Wanna know a secret? That is not easy when your book consists of nothing but poetry. You have to figure out a way to move or rewrite in chunks while keeping the story flowing and the poems intact. When I finished the first draft, I brought it to my husband and asked him to, “Please tell me if this sucks.” He’s a no BS kinda guy, so I knew he’d be honest. And he was. He told me it didn’t suck and helped me fix the parts that were confusing or unclear. I’m deeply thankful for his insight and for my other three beta readers: Adrienne, Alexis, and Carla, who were able to quickly give me notes before I turned it into my editor. And for the random student I met during an instant admit session who answered my questions about Autobody classes. I think his name was Joe. Thank you.

I’m also deeply indebted to my editor, Caitie.
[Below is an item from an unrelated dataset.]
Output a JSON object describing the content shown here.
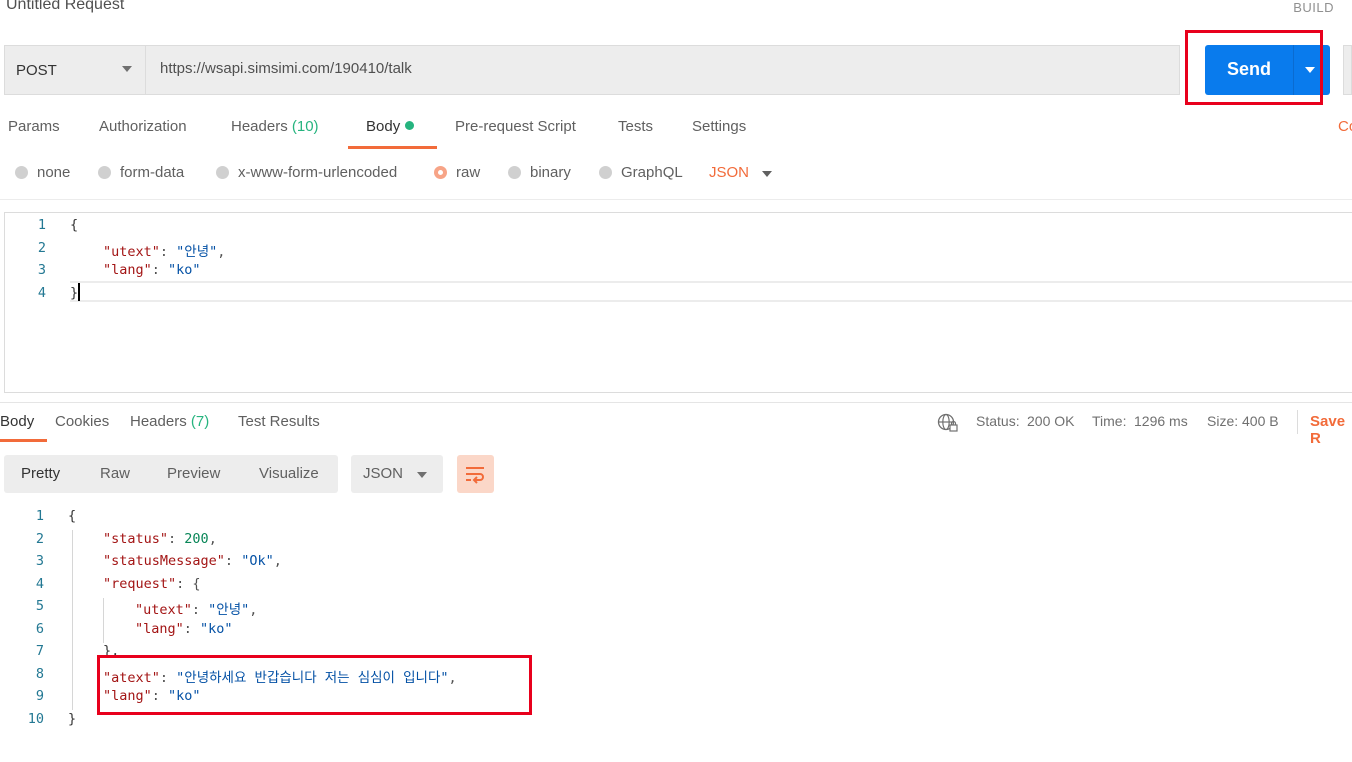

Her notes are always kind and helpful, and my favorite part of the process was when I turned in my first draft and she called me a “writing superhero”. Her faith in me has been a huge confidence boost.

Sadly, the journey from acceptance to release day hasn’t been sunshine and rainbows. The pandemic caused a lot of problems in the publishing industry, especially in educational publishing. I originally wrote and planned to publish this post on October 1, but on that day there were no books available to order. I haven’t gotten my author copies yet, and the library rejected the request to carry it because their supplier didn’t have any copies. But my friends, family, and coworkers have been encouraging – sending me texts, pre-ordering the book, letting me read some of the poems at our weekly meeting. And my mom called to say her friends were all excited to get their copies. I’m thankful for all of that, truly.

There is so much I love about writing – I love creating characters and stories, of letting my mind wander into all the what-if’s. I love the way it feels like therapy sometimes, like it’s this free, easy way to work through the garbage in my head. But I mostly love when someone reads something I’ve written and tells me how it made them feel. When a student admits my book is the first he’s ever finished and another sends me the poem she felt inspired to write.

I went into a few classrooms to talk about Second in Command, and I am hopeful that I’ll be able to do that again someday. In the meantime, if I can get my procrastinator’s butt into gear, I’ll put together some video clips of me reading the book and would love to find ways to interact virtually with my readers. Stay tuned.

In the meantime, here are the links to order a copy if you’re so inclined:
West44 Books
Amazon

And if you read the book, please leave a review. Thank you all, for the support. ❤